#### EXERCISE INPUTS:
* * *
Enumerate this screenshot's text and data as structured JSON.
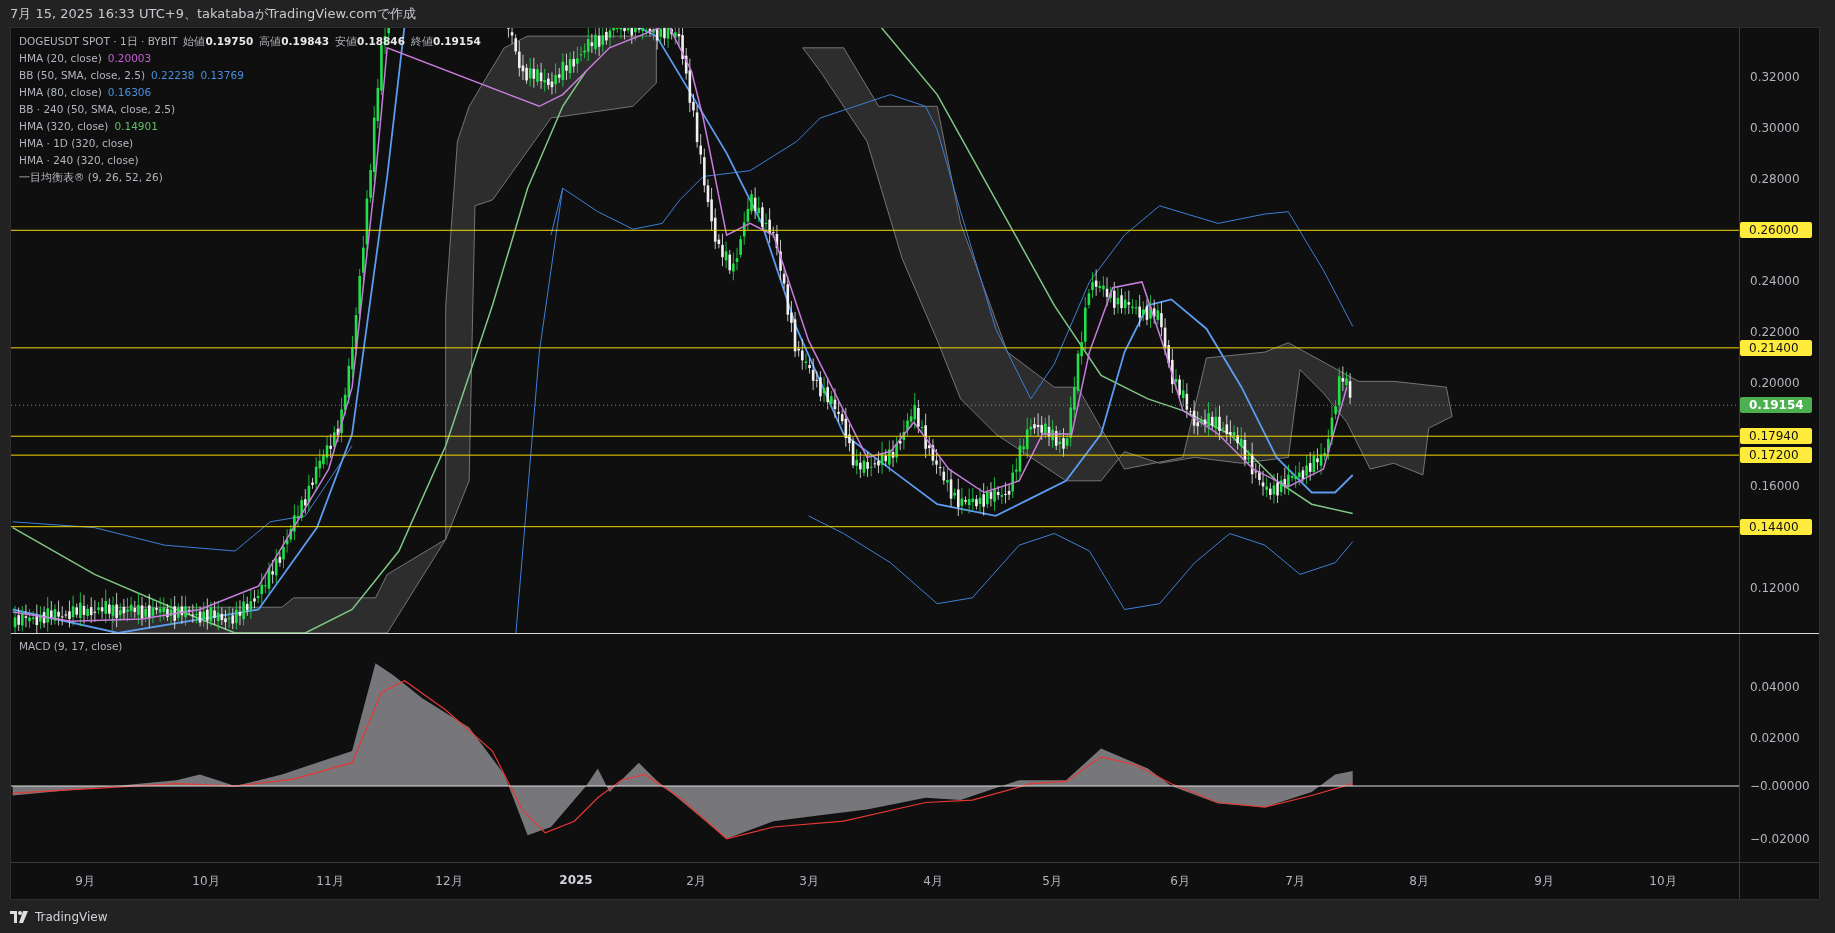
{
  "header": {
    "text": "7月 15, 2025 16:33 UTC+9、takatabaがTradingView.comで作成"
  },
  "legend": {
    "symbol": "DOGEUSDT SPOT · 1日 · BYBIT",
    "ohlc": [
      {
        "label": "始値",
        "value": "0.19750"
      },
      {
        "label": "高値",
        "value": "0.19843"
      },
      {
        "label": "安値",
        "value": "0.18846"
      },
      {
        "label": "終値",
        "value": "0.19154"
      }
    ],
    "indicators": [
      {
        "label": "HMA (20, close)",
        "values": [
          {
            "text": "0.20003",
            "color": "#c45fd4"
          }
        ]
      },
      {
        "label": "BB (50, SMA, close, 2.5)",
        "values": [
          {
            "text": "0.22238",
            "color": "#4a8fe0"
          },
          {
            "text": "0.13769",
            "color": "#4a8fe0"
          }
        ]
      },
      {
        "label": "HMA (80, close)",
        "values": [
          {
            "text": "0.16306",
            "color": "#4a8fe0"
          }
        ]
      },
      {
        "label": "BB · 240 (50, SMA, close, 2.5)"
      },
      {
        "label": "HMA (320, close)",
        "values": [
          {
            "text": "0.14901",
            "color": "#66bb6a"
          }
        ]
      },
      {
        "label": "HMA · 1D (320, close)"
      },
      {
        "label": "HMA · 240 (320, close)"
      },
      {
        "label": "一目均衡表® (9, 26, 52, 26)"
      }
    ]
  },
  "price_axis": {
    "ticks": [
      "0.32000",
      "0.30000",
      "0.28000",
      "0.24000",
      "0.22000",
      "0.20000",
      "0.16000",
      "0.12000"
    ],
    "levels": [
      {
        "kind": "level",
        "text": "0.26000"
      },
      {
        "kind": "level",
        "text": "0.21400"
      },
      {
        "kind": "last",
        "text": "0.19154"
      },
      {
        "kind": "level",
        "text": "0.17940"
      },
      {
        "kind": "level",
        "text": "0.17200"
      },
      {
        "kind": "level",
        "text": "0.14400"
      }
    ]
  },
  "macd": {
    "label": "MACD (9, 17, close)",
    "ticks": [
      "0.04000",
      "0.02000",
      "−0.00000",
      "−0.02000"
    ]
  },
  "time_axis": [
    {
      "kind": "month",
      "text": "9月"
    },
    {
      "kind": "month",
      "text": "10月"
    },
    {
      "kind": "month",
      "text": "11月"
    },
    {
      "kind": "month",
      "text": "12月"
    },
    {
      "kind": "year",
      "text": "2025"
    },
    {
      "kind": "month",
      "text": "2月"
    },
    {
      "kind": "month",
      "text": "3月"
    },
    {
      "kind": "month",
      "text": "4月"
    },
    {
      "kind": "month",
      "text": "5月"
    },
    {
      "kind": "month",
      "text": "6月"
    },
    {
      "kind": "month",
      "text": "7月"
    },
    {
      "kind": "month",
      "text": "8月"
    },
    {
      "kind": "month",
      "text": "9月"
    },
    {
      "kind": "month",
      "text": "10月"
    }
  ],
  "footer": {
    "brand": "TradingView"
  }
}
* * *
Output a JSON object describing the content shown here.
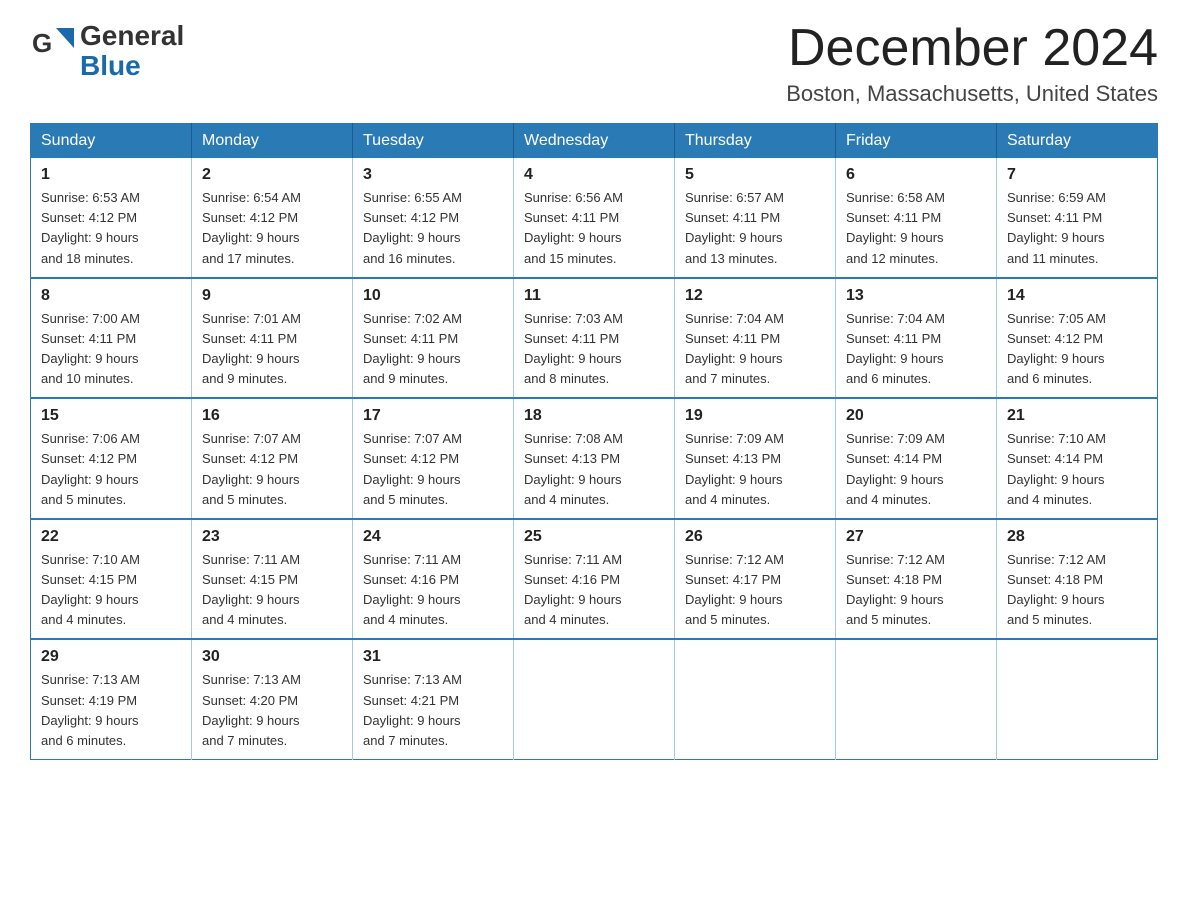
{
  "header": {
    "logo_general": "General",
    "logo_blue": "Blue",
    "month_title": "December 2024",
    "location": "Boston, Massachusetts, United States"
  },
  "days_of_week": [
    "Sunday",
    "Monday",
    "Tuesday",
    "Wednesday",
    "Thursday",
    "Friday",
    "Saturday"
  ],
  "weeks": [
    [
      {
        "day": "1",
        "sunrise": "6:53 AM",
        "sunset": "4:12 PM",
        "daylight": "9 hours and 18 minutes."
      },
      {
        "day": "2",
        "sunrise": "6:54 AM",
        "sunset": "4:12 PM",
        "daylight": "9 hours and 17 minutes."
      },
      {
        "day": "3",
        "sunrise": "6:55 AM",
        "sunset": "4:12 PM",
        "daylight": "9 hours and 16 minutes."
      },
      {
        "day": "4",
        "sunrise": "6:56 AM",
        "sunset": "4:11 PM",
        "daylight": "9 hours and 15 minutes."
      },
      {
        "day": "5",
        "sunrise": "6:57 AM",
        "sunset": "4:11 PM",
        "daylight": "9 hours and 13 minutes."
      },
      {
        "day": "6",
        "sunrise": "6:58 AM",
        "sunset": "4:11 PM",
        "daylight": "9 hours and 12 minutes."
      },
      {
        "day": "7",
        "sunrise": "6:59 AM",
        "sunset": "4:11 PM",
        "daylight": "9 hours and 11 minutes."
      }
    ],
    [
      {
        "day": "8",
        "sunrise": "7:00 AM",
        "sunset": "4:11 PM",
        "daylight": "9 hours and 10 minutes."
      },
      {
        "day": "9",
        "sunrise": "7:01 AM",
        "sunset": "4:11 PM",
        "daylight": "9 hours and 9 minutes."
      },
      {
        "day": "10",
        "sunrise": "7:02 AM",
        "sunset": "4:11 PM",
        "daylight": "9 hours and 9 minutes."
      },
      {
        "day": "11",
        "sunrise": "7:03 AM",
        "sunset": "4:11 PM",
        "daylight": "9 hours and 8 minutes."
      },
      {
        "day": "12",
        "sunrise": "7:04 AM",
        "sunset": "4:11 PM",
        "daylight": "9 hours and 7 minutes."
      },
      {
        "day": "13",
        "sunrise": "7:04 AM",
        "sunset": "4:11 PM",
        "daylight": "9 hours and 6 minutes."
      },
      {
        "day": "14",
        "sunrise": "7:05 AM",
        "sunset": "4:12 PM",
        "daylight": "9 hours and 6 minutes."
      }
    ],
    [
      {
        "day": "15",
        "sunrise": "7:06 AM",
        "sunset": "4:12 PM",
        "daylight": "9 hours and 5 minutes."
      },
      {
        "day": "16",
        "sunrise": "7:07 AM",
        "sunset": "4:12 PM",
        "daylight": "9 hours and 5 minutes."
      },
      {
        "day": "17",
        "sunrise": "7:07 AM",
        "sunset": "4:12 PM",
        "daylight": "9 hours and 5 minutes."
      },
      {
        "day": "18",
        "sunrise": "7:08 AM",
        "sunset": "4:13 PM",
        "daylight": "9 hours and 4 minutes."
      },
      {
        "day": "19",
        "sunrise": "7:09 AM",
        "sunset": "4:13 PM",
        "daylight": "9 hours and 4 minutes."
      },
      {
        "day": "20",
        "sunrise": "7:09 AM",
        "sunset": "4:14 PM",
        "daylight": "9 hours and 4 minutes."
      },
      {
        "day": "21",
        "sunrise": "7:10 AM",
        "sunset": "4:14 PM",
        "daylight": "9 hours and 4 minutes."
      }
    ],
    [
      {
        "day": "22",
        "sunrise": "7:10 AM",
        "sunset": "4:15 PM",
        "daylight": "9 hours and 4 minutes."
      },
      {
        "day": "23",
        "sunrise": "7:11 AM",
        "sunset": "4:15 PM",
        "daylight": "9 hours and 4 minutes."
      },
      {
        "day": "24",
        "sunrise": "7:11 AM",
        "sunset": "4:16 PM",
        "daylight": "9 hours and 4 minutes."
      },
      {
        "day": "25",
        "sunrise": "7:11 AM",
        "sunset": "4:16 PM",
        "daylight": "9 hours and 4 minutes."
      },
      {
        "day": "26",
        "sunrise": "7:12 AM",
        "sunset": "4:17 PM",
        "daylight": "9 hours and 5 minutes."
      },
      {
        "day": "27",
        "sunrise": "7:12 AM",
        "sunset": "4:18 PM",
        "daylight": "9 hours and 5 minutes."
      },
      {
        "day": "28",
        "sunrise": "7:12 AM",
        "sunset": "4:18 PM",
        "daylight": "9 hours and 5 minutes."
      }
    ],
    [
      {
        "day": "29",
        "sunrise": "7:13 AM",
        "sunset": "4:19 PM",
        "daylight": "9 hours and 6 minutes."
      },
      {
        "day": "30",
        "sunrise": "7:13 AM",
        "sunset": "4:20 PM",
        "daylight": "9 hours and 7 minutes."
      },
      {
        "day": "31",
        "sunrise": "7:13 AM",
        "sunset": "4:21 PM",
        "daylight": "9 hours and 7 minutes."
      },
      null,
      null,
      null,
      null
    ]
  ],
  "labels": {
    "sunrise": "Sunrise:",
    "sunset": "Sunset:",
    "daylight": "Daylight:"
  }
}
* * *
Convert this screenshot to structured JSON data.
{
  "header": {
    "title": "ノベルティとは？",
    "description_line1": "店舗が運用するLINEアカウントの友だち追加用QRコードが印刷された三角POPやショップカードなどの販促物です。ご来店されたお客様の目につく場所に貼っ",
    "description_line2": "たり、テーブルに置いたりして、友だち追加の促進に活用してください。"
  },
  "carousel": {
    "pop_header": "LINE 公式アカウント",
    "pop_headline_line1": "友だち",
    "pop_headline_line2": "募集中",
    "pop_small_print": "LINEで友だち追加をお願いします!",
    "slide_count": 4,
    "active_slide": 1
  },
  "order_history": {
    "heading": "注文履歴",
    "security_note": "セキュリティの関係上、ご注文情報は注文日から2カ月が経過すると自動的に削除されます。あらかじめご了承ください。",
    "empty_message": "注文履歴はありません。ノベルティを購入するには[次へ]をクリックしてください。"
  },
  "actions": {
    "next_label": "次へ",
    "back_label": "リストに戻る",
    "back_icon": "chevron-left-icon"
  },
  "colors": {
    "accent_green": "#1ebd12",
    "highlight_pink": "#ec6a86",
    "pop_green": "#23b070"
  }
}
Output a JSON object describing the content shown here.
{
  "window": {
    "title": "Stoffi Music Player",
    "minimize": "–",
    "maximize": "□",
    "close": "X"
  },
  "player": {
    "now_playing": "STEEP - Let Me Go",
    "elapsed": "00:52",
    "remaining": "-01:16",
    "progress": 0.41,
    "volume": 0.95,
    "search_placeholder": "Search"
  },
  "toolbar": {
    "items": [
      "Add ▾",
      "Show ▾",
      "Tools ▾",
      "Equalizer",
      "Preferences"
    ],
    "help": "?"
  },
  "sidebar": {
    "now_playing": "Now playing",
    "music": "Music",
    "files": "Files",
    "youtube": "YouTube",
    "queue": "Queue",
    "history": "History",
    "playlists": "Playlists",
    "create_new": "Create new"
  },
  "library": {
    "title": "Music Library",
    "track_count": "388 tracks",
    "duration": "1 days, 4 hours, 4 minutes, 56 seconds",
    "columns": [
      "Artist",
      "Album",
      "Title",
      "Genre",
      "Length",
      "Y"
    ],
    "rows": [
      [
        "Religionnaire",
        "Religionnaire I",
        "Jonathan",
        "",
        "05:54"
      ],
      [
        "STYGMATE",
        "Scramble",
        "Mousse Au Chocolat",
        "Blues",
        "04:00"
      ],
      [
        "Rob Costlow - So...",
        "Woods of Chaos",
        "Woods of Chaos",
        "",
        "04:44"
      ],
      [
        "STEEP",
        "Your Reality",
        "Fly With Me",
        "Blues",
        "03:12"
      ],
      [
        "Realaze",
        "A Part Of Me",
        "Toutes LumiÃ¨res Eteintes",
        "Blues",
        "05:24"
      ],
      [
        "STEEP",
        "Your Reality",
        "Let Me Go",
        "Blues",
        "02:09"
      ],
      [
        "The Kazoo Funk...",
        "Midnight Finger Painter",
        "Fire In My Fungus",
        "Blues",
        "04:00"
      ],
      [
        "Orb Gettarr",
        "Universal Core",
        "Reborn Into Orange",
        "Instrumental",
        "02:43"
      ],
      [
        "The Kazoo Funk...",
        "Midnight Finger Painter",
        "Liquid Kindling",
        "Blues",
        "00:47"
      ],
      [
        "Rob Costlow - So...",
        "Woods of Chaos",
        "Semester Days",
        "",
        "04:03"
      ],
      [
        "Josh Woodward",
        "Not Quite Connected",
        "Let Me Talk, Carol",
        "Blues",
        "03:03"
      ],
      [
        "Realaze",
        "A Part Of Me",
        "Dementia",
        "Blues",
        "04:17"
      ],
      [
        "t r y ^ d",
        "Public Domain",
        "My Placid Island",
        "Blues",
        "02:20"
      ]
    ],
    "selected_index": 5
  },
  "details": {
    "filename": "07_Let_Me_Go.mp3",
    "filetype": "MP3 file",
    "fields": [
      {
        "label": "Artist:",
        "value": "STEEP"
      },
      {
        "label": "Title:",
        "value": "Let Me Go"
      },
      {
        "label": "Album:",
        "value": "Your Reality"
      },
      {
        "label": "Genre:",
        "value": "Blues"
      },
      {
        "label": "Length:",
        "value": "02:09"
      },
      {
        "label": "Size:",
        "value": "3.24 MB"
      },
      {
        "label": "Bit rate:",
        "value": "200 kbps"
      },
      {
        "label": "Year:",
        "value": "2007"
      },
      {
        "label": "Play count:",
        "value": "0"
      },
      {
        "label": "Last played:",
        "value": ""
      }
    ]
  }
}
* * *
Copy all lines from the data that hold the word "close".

        "label": "HMA (20, close)",
        "label": "BB (50, SMA, close, 2.5)",
        "label": "HMA (80, close)",
        "label": "BB · 240 (50, SMA, close, 2.5)"
        "label": "HMA (320, close)",
        "label": "HMA · 1D (320, close)"
        "label": "HMA · 240 (320, close)"
    "label": "MACD (9, 17, close)",
    "close": "X"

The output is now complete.